Ohio St. is an ultra-experienced squad with talent all over the field. Having played in two straight championship games, the Buckeyes have loads of experience on the big stage. All the hoopla surrounding what ESPN has dubbed the "Clash at the Coliseum" shouldn't leave this squad star struck.

Games like this often come down to matchups, and one seems to stand out in the Buckeyes' favor. OSU boasts a talented front seven on defense, including decorated middle linebacker James Laurinaitis.

Across the way, USC will be relying on an untested offensive line, with just one starter returning from last year. Quarterback Mark Sanchez bragged he had enough time to "grill steaks" in the pocket in the Trojans' first game against of the season against Virginia. Even if no one laid a finger on Sanchez the entire game, that doesn't say much; the pass rush for the 'hoos isn't in the same galaxy as OSU.

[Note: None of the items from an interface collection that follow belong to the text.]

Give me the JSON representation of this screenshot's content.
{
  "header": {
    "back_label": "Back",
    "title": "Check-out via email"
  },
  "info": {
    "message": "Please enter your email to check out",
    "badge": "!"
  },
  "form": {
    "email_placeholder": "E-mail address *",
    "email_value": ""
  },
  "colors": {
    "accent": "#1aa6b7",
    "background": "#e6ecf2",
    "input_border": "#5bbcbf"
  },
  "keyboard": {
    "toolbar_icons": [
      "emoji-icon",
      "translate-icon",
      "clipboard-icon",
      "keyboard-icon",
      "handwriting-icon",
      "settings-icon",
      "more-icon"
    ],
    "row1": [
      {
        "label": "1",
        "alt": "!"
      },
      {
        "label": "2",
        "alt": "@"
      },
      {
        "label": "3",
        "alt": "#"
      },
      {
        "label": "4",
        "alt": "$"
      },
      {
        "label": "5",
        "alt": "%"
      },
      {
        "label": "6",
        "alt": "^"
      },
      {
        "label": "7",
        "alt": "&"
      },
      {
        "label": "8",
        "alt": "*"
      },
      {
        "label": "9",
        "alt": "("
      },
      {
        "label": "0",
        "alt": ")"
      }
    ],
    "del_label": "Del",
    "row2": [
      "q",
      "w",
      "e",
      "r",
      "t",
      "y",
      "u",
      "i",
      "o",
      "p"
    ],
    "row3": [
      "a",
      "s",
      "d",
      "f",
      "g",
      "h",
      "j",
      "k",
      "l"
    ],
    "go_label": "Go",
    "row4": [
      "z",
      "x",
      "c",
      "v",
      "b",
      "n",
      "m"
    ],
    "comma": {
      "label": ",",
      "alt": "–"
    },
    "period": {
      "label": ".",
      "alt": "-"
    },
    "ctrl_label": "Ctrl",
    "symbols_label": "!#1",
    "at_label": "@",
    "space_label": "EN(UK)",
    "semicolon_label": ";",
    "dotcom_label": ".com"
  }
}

If the defensive line can pressure Sanchez and the Trojans into turnovers, OSU might be able to capitalize on short fields and cheap touchdowns to put points on the board. Whether or not Beanie Wells is at full strength, the Buckeyes have a strong stable of running backs and a solid triggerman in senior quarterback Todd Boeckman with the capability to mount sustained drives that can ball-control USC to death in true sweater-vest style.
Sounds like good enough reason to think this will at least be a competitive game late into the fourth quarter. Can anyone spot the flaw in that argument?
Boeckman piloted OSU to the championship game last year, but Homerism doesn't buy that he's the kind of quarterback who can lead a team to victory over the LSUs and USCs of the world. The senior quarterback did finish among the nation's leaders in pass efficiency last year. In truth, however, Boeckman benefitted from an unchallenging schedule that didn't pick up until the latter part of the season. In the Buckeyes' final three games (Illinois, Michigan, LSU), Boeckman had an ugly TD-to-interception ratio of 2:6. One of those TD passes came late against LSU after the Tigers already had the game well in hand.
The 2008 version of the USC defense bears a striking resemblance to LSU last season. The Trojans have an aggressive defensive line with size and speed coming off the edge. Athletic linebackers Rey Maualuga and Brian Cushing can stuff the run, rush the passer and cover when asked. The secondary is full of playmakers such as Kevin Ellison and Taylor Mays waiting to bait quarterbacks into mistakes.
Homerism hates to be a downer, but this game has all the makings of last year's BCS Championship blowout--fun for USC fans and that's about it. Don't be surprised if the Trojans go up big and pour it on after halftime. OSU might get a late TD to make the score look somewhat respectable.
Big whoop.